The candidate for Egypt's most influential political force, the Muslim Brotherhood, has warned that the country's upcoming presidential race may be rigged, a sign of rising tensions as his group faces off against one of ousted leader Hosni Mubarak's most powerful deputies.
Khairat El-Shater, who is also the Islamist group's chief strategist and financier, said that vote fraud might lead to the election of a "new Mubarak" who would spark a "new revolution."
The 61-year-old multimillionaire businessman made the comments in an interview with The Associated Press on Tuesday as the campaign gets under way for the May 23-24 vote.
His remarks show how Egypt's presidential election is turning into a battle between the country's new rising political power — the Islamists — and the old institutions of power, including the military and the intelligence services, from Mubarak's day.
It was not what anyone expected for the race. A year ago, anyone from the Mubarak era seemed too tainted to ever hope for a rebound. The rising Muslim Brotherhood promised it wouldn't run for the presidency, wary of seeming too dominant and frightening liberals and the West. There was talk of a "consensus candidate" that the Brotherhood and the ruling military council would back jointly.
Now, "consensus" has faded, and both sides are painting apocalyptic pictures of what would happen should the other win.
El-Shater's "new Mubarak" refers to the former president's spy chief Omar Suleiman, who announced his nomination on Friday. The Brotherhood as well as liberals and secularists fear he may be propelled by powerful forces in the military and security services into the presidency.
Suleiman's candidacy is "reinventing a new Mubarak regime, with a new look," El-Shater said.
Both sides have suggested that the race is turning ugly, with dirty tricks and worse.
On the day Suleiman submitted his candidacy papers, the state media flashed an announcement that El-Shater was withdrawing from the race — a report that the Islamist says was a deliberate fabrication to undermine him.

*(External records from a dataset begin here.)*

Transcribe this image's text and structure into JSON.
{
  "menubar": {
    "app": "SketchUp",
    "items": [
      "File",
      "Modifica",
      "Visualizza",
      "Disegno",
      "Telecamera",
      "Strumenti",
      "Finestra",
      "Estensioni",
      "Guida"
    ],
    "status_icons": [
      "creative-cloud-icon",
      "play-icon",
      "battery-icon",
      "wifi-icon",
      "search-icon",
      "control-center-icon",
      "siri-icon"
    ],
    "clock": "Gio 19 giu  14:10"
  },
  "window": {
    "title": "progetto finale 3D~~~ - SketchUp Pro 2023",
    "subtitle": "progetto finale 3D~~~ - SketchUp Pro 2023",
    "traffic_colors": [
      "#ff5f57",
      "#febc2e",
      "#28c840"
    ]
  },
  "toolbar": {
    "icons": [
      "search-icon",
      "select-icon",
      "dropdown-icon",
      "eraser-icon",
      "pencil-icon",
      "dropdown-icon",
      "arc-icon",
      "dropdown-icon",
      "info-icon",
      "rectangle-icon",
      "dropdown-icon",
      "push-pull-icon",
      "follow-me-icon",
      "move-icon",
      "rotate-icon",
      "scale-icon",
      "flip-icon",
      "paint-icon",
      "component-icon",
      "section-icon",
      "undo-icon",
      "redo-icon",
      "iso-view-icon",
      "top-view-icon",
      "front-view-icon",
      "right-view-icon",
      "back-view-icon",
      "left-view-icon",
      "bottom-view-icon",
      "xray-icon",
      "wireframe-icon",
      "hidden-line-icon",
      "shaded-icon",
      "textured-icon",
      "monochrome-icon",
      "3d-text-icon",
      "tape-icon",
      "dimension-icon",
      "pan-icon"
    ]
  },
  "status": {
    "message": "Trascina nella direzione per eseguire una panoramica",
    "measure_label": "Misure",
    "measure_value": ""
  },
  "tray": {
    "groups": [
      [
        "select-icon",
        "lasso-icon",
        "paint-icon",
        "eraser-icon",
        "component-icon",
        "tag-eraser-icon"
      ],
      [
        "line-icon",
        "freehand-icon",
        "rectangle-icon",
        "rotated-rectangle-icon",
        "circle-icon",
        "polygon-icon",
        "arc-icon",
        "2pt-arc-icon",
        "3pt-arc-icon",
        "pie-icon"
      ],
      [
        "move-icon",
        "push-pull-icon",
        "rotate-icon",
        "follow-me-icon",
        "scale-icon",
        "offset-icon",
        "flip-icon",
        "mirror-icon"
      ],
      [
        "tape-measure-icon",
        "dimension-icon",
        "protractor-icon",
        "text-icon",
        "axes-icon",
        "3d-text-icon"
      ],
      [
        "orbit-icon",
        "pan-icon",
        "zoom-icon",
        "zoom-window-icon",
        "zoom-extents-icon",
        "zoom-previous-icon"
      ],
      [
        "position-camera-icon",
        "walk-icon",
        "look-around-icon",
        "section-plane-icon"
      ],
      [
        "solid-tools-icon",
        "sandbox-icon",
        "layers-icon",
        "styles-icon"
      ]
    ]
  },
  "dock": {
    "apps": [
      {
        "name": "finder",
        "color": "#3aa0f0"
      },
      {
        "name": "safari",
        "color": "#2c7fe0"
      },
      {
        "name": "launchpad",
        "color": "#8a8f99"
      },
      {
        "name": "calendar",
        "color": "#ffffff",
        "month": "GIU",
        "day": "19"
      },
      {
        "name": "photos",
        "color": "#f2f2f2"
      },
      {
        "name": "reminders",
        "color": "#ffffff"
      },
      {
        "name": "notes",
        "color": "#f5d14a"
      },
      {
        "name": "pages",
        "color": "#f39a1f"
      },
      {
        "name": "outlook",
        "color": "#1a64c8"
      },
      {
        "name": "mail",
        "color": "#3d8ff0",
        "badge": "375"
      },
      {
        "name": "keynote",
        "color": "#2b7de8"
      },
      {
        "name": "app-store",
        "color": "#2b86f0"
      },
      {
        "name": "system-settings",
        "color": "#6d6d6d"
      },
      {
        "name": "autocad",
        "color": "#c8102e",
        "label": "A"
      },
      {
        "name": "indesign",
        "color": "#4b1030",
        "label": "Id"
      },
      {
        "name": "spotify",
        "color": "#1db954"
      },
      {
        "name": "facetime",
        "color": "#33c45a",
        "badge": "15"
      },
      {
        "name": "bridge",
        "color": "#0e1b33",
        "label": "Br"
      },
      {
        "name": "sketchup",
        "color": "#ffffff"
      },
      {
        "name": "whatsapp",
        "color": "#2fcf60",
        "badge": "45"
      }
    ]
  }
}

In the first months after the Jan. 25-Feb. 11 uprising that overthrew Mubarak, the 83-year-old Muslim Brotherhood appeared to have cordial relations with the council of military generals that took power as an interim government. But when the Brotherhood tried last month to exert the power of the near-majority of the seats in the legislature it won in parliamentary elections starting in November to dismiss the army-appointed Cabinet, that relationship collapsed.
The entry into the race of Mubarak's most trusted deputy and intelligence chief Suleiman has sparked Islamists' concern that the generals are trying to undercut the Brotherhood's power in order to protect their privileges. Suleiman was one of the biggest foes of the group, which was banned and faced intermittent crackdowns under Mubarak. Last year, Suleiman warned that Islamists are behind revolutions in the Arab world.
"He can't win unless there is fraud," El-Shater said of Suleiman. "I don't want fraud and I don't hope to see fraud but everything is possible and if it happened there will be a new revolution."
Like many in the Brotherhood, El-Shater spoke mostly in broad strokes about what the movement would do if it could: build a nation with "Islam as a reference." The Brotherhood has tried to allay the fears of Christians and secularists who fear that it might restrict minority or women's rights or other freedoms, although some of its critics say that it is only making a show of moderation.
The Brotherhood is also under fire from liberals and others who claim that it is using its parliamentary majority to dominate the process of writing a new constitution. In a blow to the group, Cairo Administrative Court ordered on Tuesday the suspension of the parliament-appointed constitution drafting panel.
Despite the complaints that it is abusing its power, the Brotherhood argues that it has a mandate from the voters.
"The people chose us," El-Shater said, "They are waiting for us to solve their problems and to carry forward their renaissance ... It's not manly or courageous that we let them down."
But he suggested that the Brotherhood might be blocked from implementing its agenda by other powers.
"We don't know if presidential elections will be completed or not, we don't know if after elections we will have a government that expresses the majority or not, whether a constitution is going to be written," he said. "Ambiguity clouds the whole situation and there is a struggle over power."